DATASET section start

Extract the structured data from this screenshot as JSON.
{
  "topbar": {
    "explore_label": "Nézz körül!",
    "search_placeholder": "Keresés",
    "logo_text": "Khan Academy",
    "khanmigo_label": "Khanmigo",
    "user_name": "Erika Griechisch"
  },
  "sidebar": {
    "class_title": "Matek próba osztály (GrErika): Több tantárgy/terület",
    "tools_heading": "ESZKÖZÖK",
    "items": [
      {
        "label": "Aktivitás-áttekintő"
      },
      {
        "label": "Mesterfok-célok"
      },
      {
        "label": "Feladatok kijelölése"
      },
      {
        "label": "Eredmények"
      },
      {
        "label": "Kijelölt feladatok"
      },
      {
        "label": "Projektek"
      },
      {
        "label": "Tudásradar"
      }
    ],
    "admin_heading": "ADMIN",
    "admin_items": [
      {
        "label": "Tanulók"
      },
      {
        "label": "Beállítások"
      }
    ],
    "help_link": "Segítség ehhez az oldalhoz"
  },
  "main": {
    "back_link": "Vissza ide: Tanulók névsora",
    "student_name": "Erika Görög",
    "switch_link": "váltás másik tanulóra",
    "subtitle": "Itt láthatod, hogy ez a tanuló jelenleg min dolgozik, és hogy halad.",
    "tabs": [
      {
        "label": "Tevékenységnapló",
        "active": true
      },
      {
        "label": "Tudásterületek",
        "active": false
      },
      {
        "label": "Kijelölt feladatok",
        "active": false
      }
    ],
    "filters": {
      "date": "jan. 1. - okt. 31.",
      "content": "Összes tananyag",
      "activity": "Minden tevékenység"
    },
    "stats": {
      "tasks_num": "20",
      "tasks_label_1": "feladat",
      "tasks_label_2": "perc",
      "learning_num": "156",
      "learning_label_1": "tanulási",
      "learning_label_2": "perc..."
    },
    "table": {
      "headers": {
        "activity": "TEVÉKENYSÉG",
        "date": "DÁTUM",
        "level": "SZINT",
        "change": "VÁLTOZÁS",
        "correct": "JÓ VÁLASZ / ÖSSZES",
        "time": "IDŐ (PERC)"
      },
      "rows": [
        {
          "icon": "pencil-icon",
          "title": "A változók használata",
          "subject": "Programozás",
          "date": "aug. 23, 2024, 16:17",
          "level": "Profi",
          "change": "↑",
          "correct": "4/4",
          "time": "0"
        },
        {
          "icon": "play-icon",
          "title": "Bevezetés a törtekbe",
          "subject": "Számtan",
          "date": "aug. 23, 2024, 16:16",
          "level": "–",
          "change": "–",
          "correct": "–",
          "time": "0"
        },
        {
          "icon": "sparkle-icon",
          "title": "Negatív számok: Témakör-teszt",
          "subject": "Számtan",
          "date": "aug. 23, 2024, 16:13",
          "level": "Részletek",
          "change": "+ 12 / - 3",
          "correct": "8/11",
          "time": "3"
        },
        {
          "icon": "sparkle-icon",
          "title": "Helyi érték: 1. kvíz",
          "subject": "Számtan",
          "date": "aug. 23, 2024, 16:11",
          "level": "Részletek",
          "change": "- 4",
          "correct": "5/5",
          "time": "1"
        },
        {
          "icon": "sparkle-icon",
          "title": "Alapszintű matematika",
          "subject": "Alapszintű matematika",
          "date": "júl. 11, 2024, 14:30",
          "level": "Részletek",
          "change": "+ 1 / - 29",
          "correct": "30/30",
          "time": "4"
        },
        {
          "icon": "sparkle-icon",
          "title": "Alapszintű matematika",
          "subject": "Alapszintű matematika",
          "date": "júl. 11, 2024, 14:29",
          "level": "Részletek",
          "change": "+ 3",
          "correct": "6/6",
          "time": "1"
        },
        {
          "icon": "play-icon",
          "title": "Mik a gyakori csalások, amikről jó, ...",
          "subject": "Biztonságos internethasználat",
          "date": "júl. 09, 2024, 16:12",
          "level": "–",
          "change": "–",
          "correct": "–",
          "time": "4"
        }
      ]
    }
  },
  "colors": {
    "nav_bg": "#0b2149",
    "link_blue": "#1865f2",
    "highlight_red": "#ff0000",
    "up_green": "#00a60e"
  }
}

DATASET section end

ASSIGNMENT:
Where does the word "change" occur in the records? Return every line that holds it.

SOLVED EXERCISE:
        "change": "VÁLTOZÁS",
          "change": "↑",
          "change": "–",
          "change": "+ 12 / - 3",
          "change": "- 4",
          "change": "+ 1 / - 29",
          "change": "+ 3",
          "change": "–",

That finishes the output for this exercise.